WORK REQUEST —
Copy the entire listing, down to the final line, exactly.

RECORDS TO USE —
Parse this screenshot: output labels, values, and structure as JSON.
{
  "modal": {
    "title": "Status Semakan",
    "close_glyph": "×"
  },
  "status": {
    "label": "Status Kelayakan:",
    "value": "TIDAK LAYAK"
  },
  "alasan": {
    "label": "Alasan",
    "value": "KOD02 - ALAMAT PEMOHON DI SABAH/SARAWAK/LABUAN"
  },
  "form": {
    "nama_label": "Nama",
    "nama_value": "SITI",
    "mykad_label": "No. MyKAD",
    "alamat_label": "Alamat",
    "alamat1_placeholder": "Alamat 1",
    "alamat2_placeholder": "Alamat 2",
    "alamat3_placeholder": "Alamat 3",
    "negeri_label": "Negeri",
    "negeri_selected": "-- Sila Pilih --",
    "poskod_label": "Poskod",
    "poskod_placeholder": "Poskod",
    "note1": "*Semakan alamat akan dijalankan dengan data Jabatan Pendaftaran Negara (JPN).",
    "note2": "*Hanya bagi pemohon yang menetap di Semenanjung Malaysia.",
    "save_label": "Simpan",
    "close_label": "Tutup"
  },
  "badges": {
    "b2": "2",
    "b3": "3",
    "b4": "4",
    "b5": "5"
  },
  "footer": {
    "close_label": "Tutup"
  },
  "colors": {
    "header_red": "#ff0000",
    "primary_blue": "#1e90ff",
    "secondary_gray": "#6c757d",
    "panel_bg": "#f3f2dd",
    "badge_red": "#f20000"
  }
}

RESPONSE —
Parse this screenshot: output labels, values, and structure as JSON.
{
  "modal": {
    "title": "Status Semakan",
    "close_glyph": "×"
  },
  "status": {
    "label": "Status Kelayakan:",
    "value": "TIDAK LAYAK"
  },
  "alasan": {
    "label": "Alasan",
    "value": "KOD02 - ALAMAT PEMOHON DI SABAH/SARAWAK/LABUAN"
  },
  "form": {
    "nama_label": "Nama",
    "nama_value": "SITI",
    "mykad_label": "No. MyKAD",
    "alamat_label": "Alamat",
    "alamat1_placeholder": "Alamat 1",
    "alamat2_placeholder": "Alamat 2",
    "alamat3_placeholder": "Alamat 3",
    "negeri_label": "Negeri",
    "negeri_selected": "-- Sila Pilih --",
    "poskod_label": "Poskod",
    "poskod_placeholder": "Poskod",
    "note1": "*Semakan alamat akan dijalankan dengan data Jabatan Pendaftaran Negara (JPN).",
    "note2": "*Hanya bagi pemohon yang menetap di Semenanjung Malaysia.",
    "save_label": "Simpan",
    "close_label": "Tutup"
  },
  "badges": {
    "b2": "2",
    "b3": "3",
    "b4": "4",
    "b5": "5"
  },
  "footer": {
    "close_label": "Tutup"
  },
  "colors": {
    "header_red": "#ff0000",
    "primary_blue": "#1e90ff",
    "secondary_gray": "#6c757d",
    "panel_bg": "#f3f2dd",
    "badge_red": "#f20000"
  }
}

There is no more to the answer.